Tuesday, October 15, 2013

Guest Post with Michael Pierce

Photo Content from Michael Pierce

I believe in a future where I will be able to write full-time, a picture I already hold vividly in my mind. It all starts with my debut young adult novel, Provex City. I love Harry Potter & The Marbury Lens, Tool & Elliott Smith, Dexter & Donnie Darko, bold coffee & amber ale. I also love dabbling with writing music and recording, with no illusions of ever making it a career. I am ecstatically married and the lucky father to a beautiful baby girl.



I went from reading children’s books like Tales of a 4th Grade Nothing, The Wheel on the School, and The BFG to Stephen King, starting with Pet Semetary, in the summer transitioning from elementary school to junior high. For several years, Stephen King was all I would read and I poured through many of his classics. I admit, I read them at the time for the shock value, missing much of his colorful characterizations and emotional nuances. I became obsessed with all things horror and tried to mimic what I wrote with what I read. Most of my writing throughout high school was written to be shocking—which was my quiet rebellion. I made great fans and enemies of my English teachers.

It wasn’t until several years after graduating from college that the need to shock wore off. I found my true voice and began my novel writing career about four years ago. Around that time, I picked up my first Stephen King book in quite a few years and read it with a new and more mature perspective. The novel was Carrie, and it was not what I had expected at all. It was short and sweet, raw and direct, creative, shocking, and emotional. I became curious of how much I missed in King’s novels from reading them at too young an age. So then I began rereading The Dark Tower series and gained a new appreciation for his genre-defying work.

SUSY Asylum has shocking moments, but I believe I’ve found a much better balance than with the stories I wrote as a teenager. It is a story with definite horror, but not a horror story. Since high school, I’ve been influenced by many more authors, especially ones currently writing YA. But SUSY pays homage to the King of my childhood nightmares. The horrors Oliver goes through in SUSY Asylum are necessary to develop him into the hero he will need to become to survive the Lorne family. He will not soon forget what he has to go through in this book, and I hope readers will find the second leg of his journey just as haunting and memorable.

Thank you, Jean, for having me on your blog today.

In SUSY Asylum, there is no release. There is no escape. No hope.

Oliver and Desiree are introduced to the writings of a mysterious blogger, Commodore Chaos, when they return to Provex City to indulge in what the sublime city has to offer. The blogger claims the Lornes are collecting people venturing between the higher planes of awareness and locking them away in a mythical asylum. But are these legitimate concerns for inter-plane travelers or just the ramblings of an anonymous conspiracy blogger?

Oliver looks to Provex City as his only connection to his father while Desiree looks to the city as an escape from the torment of losing her best friend—again.

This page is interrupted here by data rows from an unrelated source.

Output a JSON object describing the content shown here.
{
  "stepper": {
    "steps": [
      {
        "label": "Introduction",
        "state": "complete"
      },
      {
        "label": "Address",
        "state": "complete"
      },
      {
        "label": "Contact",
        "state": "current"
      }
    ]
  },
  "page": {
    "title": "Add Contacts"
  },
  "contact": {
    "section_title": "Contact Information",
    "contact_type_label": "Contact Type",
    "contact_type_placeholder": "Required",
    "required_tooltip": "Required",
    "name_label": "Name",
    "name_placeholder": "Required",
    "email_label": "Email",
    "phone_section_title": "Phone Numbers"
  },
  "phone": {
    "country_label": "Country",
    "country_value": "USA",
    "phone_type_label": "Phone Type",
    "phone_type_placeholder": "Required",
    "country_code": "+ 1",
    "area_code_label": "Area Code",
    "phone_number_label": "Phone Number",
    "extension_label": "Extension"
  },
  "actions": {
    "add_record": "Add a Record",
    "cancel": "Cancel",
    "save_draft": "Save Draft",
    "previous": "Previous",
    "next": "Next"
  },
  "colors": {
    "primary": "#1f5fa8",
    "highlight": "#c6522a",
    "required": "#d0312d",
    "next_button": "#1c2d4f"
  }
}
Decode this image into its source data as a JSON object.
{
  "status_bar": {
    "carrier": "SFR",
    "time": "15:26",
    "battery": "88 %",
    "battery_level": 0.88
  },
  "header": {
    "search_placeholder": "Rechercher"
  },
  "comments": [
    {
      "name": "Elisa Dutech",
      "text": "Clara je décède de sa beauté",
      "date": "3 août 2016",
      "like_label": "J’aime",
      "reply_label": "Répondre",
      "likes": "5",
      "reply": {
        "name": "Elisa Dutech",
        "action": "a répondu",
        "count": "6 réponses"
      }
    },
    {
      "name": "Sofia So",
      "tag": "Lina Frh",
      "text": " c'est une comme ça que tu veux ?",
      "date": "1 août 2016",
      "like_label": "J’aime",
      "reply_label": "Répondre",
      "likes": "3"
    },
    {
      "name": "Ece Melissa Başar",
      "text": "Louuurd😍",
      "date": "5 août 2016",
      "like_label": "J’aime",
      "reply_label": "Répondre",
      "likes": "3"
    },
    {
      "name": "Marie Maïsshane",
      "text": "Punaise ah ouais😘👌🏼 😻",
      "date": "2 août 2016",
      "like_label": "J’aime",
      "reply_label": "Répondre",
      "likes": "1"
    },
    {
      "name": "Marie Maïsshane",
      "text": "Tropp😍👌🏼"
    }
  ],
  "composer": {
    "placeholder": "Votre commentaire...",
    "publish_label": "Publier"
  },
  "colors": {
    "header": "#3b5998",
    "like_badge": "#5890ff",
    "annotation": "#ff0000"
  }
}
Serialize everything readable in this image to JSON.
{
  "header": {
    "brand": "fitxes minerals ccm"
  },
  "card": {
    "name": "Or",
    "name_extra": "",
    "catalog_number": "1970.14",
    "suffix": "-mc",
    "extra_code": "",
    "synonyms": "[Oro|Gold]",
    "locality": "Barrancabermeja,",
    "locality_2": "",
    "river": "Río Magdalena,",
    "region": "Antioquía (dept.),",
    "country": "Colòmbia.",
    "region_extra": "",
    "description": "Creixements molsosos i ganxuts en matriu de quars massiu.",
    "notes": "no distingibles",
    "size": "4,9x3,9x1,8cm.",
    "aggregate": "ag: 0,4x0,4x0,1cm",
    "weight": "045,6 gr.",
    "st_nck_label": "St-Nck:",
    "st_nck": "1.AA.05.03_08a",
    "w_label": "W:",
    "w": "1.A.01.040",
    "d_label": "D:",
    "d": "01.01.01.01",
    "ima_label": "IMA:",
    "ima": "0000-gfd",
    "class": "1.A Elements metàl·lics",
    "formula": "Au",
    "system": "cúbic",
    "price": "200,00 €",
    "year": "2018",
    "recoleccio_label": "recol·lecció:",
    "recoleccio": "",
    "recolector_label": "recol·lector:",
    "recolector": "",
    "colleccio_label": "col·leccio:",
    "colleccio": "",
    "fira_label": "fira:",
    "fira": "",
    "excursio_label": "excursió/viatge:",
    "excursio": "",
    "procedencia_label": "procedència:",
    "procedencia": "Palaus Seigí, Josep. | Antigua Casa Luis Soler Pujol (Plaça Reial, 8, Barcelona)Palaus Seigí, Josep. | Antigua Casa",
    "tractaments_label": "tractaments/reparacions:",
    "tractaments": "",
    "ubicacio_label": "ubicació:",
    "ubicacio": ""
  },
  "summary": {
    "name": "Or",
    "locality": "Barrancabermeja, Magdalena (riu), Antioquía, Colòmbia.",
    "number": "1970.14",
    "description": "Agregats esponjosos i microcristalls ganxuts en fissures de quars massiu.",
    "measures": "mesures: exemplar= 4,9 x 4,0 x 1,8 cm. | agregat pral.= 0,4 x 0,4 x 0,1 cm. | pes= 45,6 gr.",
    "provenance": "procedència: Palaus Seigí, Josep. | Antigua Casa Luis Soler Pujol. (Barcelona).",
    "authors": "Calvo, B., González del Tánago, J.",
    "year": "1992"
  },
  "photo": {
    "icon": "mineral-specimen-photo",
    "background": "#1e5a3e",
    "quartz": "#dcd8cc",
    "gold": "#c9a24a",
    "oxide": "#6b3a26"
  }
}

Provex City is a wonder of beautiful treasures, entrancing them to continue returning. But behind the beauty, wolves have continued hunting Oliver, a boy who is still unaware of his importance in the rebellion.

Oliver’s belief is waning. Desiree will not always be by his side. Mr. Gordon will not always come to his aid. Oliver finds himself alone, forced to confront his biggest fears, fight his inner demons, and face the very cold reality that no one is coming to save him.

Welcome to SUSY Asylum.


  1. This sounds awesome!! Thanks for the giveaway :)

  2. Fantastic post! Thanks so much for hosting a tour stop today Jean!

  3. Thanks so much for having me as a guest post today. :)

  4. I would love to read this book. It sounds so good. Thanks for the giveaway.

  5. Yay!!! Amazon tokens....mmmmmmmmmmmm